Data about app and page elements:
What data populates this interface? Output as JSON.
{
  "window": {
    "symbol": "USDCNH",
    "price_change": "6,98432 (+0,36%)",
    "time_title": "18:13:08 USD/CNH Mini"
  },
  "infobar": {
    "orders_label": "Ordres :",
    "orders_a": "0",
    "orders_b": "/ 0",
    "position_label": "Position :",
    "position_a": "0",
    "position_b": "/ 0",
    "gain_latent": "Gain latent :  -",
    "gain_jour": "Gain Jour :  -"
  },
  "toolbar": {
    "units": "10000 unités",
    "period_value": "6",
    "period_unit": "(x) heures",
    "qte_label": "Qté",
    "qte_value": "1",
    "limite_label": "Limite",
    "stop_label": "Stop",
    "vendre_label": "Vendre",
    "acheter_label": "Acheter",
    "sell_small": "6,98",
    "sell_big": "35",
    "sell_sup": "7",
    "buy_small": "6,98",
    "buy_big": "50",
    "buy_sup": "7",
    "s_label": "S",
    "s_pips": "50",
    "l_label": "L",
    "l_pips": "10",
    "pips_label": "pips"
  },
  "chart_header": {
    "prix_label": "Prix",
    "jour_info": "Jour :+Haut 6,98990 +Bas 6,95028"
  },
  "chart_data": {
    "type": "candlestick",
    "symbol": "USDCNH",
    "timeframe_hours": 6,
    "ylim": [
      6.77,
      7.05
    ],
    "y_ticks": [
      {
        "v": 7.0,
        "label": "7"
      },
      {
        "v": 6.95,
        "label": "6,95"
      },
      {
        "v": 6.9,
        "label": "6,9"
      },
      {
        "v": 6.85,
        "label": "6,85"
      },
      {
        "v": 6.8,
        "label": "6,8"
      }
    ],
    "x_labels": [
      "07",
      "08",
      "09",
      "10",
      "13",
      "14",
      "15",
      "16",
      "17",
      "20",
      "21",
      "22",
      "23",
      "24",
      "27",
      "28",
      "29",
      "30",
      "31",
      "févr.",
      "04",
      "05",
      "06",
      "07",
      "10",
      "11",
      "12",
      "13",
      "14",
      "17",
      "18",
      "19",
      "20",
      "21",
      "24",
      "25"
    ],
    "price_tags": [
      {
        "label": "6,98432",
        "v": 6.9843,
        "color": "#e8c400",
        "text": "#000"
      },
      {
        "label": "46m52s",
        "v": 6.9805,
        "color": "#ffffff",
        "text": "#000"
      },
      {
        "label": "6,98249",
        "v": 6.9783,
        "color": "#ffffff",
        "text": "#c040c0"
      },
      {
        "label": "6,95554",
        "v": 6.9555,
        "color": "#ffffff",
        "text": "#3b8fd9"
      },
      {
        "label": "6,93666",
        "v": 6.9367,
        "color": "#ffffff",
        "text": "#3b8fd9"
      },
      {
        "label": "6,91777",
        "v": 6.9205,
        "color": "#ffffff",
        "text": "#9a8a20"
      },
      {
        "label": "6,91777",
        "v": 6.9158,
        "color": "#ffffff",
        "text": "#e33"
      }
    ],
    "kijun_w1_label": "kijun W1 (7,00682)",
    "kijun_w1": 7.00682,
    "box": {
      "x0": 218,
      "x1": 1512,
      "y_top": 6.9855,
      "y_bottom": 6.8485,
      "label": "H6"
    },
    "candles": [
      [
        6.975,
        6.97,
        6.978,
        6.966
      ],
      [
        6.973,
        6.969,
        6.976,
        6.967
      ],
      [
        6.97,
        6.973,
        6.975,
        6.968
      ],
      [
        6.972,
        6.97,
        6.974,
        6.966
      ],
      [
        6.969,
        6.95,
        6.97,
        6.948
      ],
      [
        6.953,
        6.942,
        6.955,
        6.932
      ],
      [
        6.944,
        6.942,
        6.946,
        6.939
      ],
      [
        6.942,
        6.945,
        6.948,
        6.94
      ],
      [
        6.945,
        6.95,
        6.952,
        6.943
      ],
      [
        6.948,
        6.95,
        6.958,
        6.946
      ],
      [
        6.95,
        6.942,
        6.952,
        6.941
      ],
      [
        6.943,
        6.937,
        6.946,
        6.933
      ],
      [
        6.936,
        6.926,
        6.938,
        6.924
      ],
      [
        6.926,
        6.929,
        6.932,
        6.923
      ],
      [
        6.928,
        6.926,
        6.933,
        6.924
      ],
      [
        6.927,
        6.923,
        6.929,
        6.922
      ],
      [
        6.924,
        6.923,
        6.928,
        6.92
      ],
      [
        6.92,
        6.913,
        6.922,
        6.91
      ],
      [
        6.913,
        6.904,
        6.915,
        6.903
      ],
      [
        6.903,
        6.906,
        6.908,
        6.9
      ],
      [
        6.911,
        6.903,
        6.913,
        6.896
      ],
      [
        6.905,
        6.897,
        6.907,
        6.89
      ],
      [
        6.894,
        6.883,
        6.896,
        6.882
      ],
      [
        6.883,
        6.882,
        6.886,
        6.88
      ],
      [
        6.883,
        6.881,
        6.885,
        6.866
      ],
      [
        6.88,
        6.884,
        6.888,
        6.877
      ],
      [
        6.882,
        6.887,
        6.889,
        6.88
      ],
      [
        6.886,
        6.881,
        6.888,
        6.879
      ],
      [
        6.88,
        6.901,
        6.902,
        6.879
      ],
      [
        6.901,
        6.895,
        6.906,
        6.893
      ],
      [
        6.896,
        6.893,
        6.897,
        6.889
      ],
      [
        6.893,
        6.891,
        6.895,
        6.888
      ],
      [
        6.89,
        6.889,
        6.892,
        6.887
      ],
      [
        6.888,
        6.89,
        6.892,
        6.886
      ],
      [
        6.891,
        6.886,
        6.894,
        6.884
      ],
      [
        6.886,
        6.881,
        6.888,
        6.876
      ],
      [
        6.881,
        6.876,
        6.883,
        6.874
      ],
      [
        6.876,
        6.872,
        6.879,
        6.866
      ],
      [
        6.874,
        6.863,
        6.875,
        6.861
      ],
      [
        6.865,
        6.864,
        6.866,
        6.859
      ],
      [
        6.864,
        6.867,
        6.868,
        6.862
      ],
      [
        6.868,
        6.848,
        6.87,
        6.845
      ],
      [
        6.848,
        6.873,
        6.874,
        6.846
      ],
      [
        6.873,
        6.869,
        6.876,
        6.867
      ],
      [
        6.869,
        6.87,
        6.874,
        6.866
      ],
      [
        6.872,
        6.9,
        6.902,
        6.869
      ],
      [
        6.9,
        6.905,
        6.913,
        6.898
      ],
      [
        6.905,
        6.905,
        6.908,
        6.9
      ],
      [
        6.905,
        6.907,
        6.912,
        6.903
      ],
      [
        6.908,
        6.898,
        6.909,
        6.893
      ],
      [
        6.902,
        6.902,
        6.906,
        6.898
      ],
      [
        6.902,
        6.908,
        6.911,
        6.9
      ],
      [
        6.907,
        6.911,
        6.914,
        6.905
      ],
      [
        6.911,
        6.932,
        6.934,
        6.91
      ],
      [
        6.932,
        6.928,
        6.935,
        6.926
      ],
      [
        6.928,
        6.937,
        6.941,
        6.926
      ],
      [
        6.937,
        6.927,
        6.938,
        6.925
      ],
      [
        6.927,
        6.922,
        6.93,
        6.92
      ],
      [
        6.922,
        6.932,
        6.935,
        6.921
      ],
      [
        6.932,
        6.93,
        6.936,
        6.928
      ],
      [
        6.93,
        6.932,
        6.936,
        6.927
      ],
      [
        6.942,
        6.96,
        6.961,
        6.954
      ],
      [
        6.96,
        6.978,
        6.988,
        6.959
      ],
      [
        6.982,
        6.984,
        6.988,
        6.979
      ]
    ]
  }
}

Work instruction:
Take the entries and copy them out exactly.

Solution to the problem:
What data populates this interface? Output as JSON.
{
  "window": {
    "symbol": "USDCNH",
    "price_change": "6,98432 (+0,36%)",
    "time_title": "18:13:08 USD/CNH Mini"
  },
  "infobar": {
    "orders_label": "Ordres :",
    "orders_a": "0",
    "orders_b": "/ 0",
    "position_label": "Position :",
    "position_a": "0",
    "position_b": "/ 0",
    "gain_latent": "Gain latent :  -",
    "gain_jour": "Gain Jour :  -"
  },
  "toolbar": {
    "units": "10000 unités",
    "period_value": "6",
    "period_unit": "(x) heures",
    "qte_label": "Qté",
    "qte_value": "1",
    "limite_label": "Limite",
    "stop_label": "Stop",
    "vendre_label": "Vendre",
    "acheter_label": "Acheter",
    "sell_small": "6,98",
    "sell_big": "35",
    "sell_sup": "7",
    "buy_small": "6,98",
    "buy_big": "50",
    "buy_sup": "7",
    "s_label": "S",
    "s_pips": "50",
    "l_label": "L",
    "l_pips": "10",
    "pips_label": "pips"
  },
  "chart_header": {
    "prix_label": "Prix",
    "jour_info": "Jour :+Haut 6,98990 +Bas 6,95028"
  },
  "chart_data": {
    "type": "candlestick",
    "symbol": "USDCNH",
    "timeframe_hours": 6,
    "ylim": [
      6.77,
      7.05
    ],
    "y_ticks": [
      {
        "v": 7.0,
        "label": "7"
      },
      {
        "v": 6.95,
        "label": "6,95"
      },
      {
        "v": 6.9,
        "label": "6,9"
      },
      {
        "v": 6.85,
        "label": "6,85"
      },
      {
        "v": 6.8,
        "label": "6,8"
      }
    ],
    "x_labels": [
      "07",
      "08",
      "09",
      "10",
      "13",
      "14",
      "15",
      "16",
      "17",
      "20",
      "21",
      "22",
      "23",
      "24",
      "27",
      "28",
      "29",
      "30",
      "31",
      "févr.",
      "04",
      "05",
      "06",
      "07",
      "10",
      "11",
      "12",
      "13",
      "14",
      "17",
      "18",
      "19",
      "20",
      "21",
      "24",
      "25"
    ],
    "price_tags": [
      {
        "label": "6,98432",
        "v": 6.9843,
        "color": "#e8c400",
        "text": "#000"
      },
      {
        "label": "46m52s",
        "v": 6.9805,
        "color": "#ffffff",
        "text": "#000"
      },
      {
        "label": "6,98249",
        "v": 6.9783,
        "color": "#ffffff",
        "text": "#c040c0"
      },
      {
        "label": "6,95554",
        "v": 6.9555,
        "color": "#ffffff",
        "text": "#3b8fd9"
      },
      {
        "label": "6,93666",
        "v": 6.9367,
        "color": "#ffffff",
        "text": "#3b8fd9"
      },
      {
        "label": "6,91777",
        "v": 6.9205,
        "color": "#ffffff",
        "text": "#9a8a20"
      },
      {
        "label": "6,91777",
        "v": 6.9158,
        "color": "#ffffff",
        "text": "#e33"
      }
    ],
    "kijun_w1_label": "kijun W1 (7,00682)",
    "kijun_w1": 7.00682,
    "box": {
      "x0": 218,
      "x1": 1512,
      "y_top": 6.9855,
      "y_bottom": 6.8485,
      "label": "H6"
    },
    "candles": [
      [
        6.975,
        6.97,
        6.978,
        6.966
      ],
      [
        6.973,
        6.969,
        6.976,
        6.967
      ],
      [
        6.97,
        6.973,
        6.975,
        6.968
      ],
      [
        6.972,
        6.97,
        6.974,
        6.966
      ],
      [
        6.969,
        6.95,
        6.97,
        6.948
      ],
      [
        6.953,
        6.942,
        6.955,
        6.932
      ],
      [
        6.944,
        6.942,
        6.946,
        6.939
      ],
      [
        6.942,
        6.945,
        6.948,
        6.94
      ],
      [
        6.945,
        6.95,
        6.952,
        6.943
      ],
      [
        6.948,
        6.95,
        6.958,
        6.946
      ],
      [
        6.95,
        6.942,
        6.952,
        6.941
      ],
      [
        6.943,
        6.937,
        6.946,
        6.933
      ],
      [
        6.936,
        6.926,
        6.938,
        6.924
      ],
      [
        6.926,
        6.929,
        6.932,
        6.923
      ],
      [
        6.928,
        6.926,
        6.933,
        6.924
      ],
      [
        6.927,
        6.923,
        6.929,
        6.922
      ],
      [
        6.924,
        6.923,
        6.928,
        6.92
      ],
      [
        6.92,
        6.913,
        6.922,
        6.91
      ],
      [
        6.913,
        6.904,
        6.915,
        6.903
      ],
      [
        6.903,
        6.906,
        6.908,
        6.9
      ],
      [
        6.911,
        6.903,
        6.913,
        6.896
      ],
      [
        6.905,
        6.897,
        6.907,
        6.89
      ],
      [
        6.894,
        6.883,
        6.896,
        6.882
      ],
      [
        6.883,
        6.882,
        6.886,
        6.88
      ],
      [
        6.883,
        6.881,
        6.885,
        6.866
      ],
      [
        6.88,
        6.884,
        6.888,
        6.877
      ],
      [
        6.882,
        6.887,
        6.889,
        6.88
      ],
      [
        6.886,
        6.881,
        6.888,
        6.879
      ],
      [
        6.88,
        6.901,
        6.902,
        6.879
      ],
      [
        6.901,
        6.895,
        6.906,
        6.893
      ],
      [
        6.896,
        6.893,
        6.897,
        6.889
      ],
      [
        6.893,
        6.891,
        6.895,
        6.888
      ],
      [
        6.89,
        6.889,
        6.892,
        6.887
      ],
      [
        6.888,
        6.89,
        6.892,
        6.886
      ],
      [
        6.891,
        6.886,
        6.894,
        6.884
      ],
      [
        6.886,
        6.881,
        6.888,
        6.876
      ],
      [
        6.881,
        6.876,
        6.883,
        6.874
      ],
      [
        6.876,
        6.872,
        6.879,
        6.866
      ],
      [
        6.874,
        6.863,
        6.875,
        6.861
      ],
      [
        6.865,
        6.864,
        6.866,
        6.859
      ],
      [
        6.864,
        6.867,
        6.868,
        6.862
      ],
      [
        6.868,
        6.848,
        6.87,
        6.845
      ],
      [
        6.848,
        6.873,
        6.874,
        6.846
      ],
      [
        6.873,
        6.869,
        6.876,
        6.867
      ],
      [
        6.869,
        6.87,
        6.874,
        6.866
      ],
      [
        6.872,
        6.9,
        6.902,
        6.869
      ],
      [
        6.9,
        6.905,
        6.913,
        6.898
      ],
      [
        6.905,
        6.905,
        6.908,
        6.9
      ],
      [
        6.905,
        6.907,
        6.912,
        6.903
      ],
      [
        6.908,
        6.898,
        6.909,
        6.893
      ],
      [
        6.902,
        6.902,
        6.906,
        6.898
      ],
      [
        6.902,
        6.908,
        6.911,
        6.9
      ],
      [
        6.907,
        6.911,
        6.914,
        6.905
      ],
      [
        6.911,
        6.932,
        6.934,
        6.91
      ],
      [
        6.932,
        6.928,
        6.935,
        6.926
      ],
      [
        6.928,
        6.937,
        6.941,
        6.926
      ],
      [
        6.937,
        6.927,
        6.938,
        6.925
      ],
      [
        6.927,
        6.922,
        6.93,
        6.92
      ],
      [
        6.922,
        6.932,
        6.935,
        6.921
      ],
      [
        6.932,
        6.93,
        6.936,
        6.928
      ],
      [
        6.93,
        6.932,
        6.936,
        6.927
      ],
      [
        6.942,
        6.96,
        6.961,
        6.954
      ],
      [
        6.96,
        6.978,
        6.988,
        6.959
      ],
      [
        6.982,
        6.984,
        6.988,
        6.979
      ]
    ]
  }
}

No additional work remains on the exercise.